The Read to Achieve program requires North Carolina third-grade students to read on grade level by the end of the 2014 school year. To track that goal, teachers administered reading tests in the fall and will test again at the end of spring. Students who pass neither test will face summer school, further testing, or even be held back until they read at grade level.
Nearly half of last year’s third graders failed a similar test, a statistic that worries teachers who are expected to bring 8- and 9-year-olds in line with the new, exceptionally high expectations. Everyone wants widespread literacy, but the idea of sending hundreds of thousands of third graders to summer school sounds crazy.
Part of the problem with this school year’s implementation is the state’s recent adoption of the Common Core Curriculum, which changed some teaching standards and brought more rigorous expectations to the classroom. Students unused to the new curriculum who are being taught by teachers who are unused to the new curriculum are bound to struggle at first. Another difficulty with the tests is the fact that some school districts have begun testing students on a much more difficult portfolio of short exams, which were initially designed to supplement the end of grade test for students who had difficulty.
In early February, the state gave school districts permission to design and use other tests to measure reading ability. At least 15 districts in central North Carolina have announced plans to use other assessments already in place in the classroom. This is a stopgap measure, however, and there is no promise that teachers and districts will be allowed to continue this practice in future school years.
For now, 20% of North Carolina’s third graders have already passed the assessment and will not need to attend summer school or repeat a grade. Whether the ability to use other tests will help reward good reading skills without leaving students behind still remains to be seen.

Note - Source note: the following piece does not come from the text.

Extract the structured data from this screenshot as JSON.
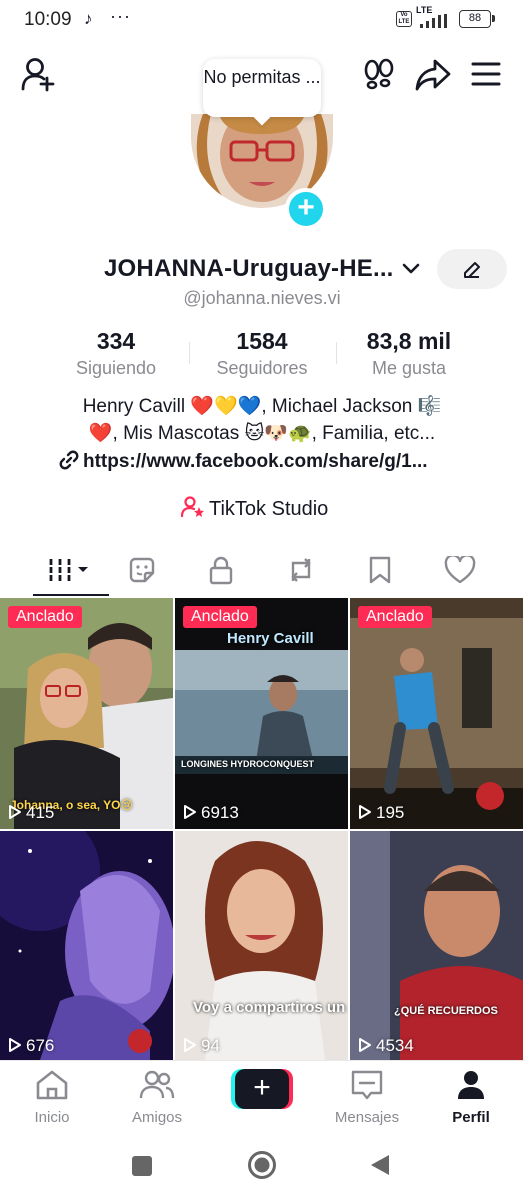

State lawmakers are continuing to debate changing the plan, but for now Read to Achieve remains intact– and the possibility of summer school looms.